Below are entries to examine: work out how many lines contain the word "Express", and give only that number.

(Saved data entries)
[Start of section]
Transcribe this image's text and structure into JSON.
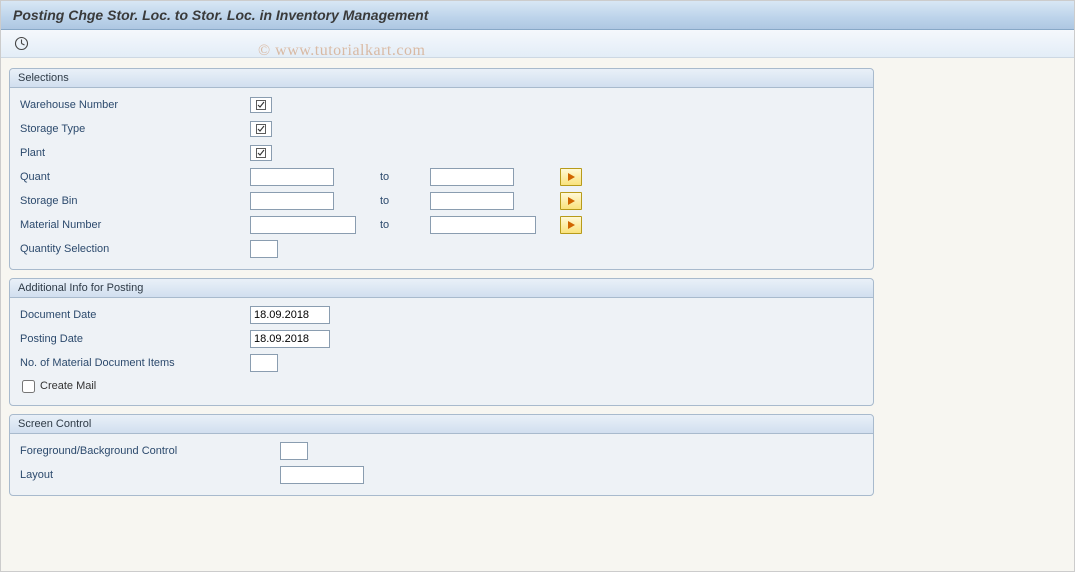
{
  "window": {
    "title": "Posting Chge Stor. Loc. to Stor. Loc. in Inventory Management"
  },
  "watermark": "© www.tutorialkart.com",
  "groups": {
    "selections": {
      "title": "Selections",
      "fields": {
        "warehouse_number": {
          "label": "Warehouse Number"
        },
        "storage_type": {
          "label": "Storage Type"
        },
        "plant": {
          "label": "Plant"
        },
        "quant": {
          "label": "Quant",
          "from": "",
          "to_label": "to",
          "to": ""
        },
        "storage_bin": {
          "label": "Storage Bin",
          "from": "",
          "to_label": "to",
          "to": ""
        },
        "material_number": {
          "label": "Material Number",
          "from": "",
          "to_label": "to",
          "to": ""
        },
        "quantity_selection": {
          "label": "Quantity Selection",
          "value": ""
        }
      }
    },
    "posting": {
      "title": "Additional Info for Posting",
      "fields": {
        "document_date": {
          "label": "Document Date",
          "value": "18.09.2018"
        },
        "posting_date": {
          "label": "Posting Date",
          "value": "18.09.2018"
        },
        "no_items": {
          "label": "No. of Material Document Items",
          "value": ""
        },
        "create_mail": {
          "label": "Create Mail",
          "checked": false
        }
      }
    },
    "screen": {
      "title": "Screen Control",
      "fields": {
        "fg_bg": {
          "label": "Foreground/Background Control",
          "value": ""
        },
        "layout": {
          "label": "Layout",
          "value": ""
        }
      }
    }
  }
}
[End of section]
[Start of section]
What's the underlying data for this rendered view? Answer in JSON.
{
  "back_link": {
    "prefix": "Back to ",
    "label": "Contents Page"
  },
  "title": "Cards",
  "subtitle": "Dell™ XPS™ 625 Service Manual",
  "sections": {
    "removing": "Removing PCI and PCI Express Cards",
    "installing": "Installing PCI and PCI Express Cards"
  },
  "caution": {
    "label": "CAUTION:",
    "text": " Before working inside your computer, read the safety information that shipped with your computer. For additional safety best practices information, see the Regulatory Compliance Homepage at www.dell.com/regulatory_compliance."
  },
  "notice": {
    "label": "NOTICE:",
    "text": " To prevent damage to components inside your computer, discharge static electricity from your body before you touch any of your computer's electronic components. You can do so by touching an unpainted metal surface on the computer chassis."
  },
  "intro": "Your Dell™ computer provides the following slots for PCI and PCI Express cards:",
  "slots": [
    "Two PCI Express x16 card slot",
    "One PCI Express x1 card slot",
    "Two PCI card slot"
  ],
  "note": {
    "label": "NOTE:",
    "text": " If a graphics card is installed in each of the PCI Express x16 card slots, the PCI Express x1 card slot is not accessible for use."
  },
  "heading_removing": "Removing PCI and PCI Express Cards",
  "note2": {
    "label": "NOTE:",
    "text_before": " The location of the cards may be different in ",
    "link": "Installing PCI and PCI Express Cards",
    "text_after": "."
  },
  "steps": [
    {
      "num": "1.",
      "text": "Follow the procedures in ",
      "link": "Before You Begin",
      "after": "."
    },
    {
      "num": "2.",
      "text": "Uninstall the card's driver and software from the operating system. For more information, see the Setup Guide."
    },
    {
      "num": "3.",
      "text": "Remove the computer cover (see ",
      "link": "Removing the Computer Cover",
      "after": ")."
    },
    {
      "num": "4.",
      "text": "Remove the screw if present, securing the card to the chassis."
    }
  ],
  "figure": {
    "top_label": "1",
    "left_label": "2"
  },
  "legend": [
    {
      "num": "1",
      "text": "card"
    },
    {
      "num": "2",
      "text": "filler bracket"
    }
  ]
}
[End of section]
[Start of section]
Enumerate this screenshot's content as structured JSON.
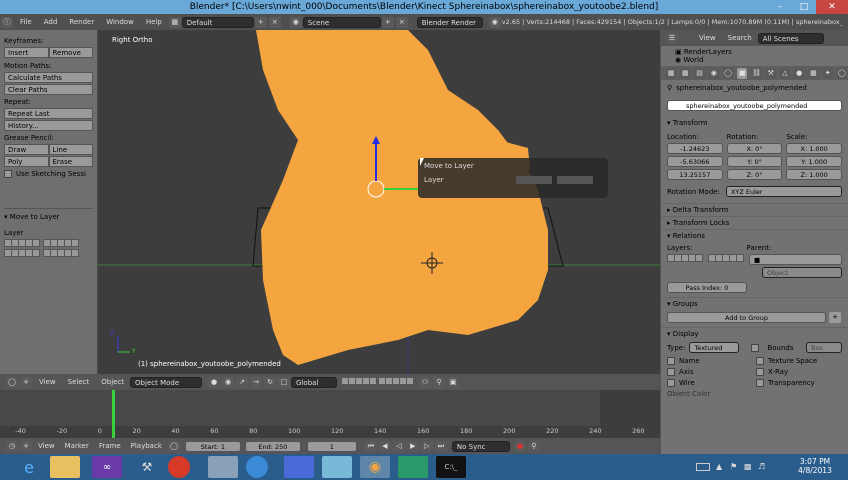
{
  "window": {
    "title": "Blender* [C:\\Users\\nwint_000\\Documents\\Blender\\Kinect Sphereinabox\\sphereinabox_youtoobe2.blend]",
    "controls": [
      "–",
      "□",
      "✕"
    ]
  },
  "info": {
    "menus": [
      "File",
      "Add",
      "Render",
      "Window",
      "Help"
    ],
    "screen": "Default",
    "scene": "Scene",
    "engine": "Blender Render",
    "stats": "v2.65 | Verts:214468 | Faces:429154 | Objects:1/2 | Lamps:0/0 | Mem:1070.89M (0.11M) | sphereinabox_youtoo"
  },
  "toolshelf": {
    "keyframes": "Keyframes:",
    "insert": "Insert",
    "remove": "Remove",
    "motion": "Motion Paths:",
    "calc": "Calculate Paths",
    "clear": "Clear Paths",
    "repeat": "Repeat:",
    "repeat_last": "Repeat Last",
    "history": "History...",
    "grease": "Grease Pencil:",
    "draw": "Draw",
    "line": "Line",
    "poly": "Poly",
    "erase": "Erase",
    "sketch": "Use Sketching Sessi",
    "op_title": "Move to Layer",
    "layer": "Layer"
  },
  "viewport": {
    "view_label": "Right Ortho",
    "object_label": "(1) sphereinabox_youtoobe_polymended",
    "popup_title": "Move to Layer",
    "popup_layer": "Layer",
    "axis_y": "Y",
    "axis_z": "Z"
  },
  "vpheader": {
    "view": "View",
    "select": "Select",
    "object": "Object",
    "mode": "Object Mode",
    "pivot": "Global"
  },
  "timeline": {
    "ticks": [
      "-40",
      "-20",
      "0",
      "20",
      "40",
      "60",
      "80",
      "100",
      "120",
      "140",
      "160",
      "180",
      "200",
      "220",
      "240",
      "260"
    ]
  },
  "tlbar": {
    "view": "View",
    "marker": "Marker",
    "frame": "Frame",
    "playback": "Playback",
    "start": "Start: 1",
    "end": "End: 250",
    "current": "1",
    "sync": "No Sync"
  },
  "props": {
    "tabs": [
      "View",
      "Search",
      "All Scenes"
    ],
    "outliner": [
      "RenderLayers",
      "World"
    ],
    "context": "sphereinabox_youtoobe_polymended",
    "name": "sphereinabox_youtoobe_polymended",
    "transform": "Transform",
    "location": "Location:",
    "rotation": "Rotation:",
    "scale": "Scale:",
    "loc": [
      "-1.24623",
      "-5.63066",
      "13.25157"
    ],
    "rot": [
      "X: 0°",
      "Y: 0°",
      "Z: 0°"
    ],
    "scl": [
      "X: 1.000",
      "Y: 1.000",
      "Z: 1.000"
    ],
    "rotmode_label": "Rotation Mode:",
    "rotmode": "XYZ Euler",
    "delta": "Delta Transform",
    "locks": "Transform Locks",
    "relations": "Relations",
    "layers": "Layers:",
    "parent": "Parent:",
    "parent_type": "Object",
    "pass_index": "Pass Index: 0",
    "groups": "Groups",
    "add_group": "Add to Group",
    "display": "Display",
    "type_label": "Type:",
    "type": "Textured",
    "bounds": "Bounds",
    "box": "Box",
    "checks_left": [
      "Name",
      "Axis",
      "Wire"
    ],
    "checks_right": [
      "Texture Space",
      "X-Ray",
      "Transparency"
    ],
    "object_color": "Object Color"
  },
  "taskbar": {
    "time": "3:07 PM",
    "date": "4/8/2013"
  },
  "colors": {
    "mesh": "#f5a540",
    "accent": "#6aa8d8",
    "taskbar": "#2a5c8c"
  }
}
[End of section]
### [Task response]
8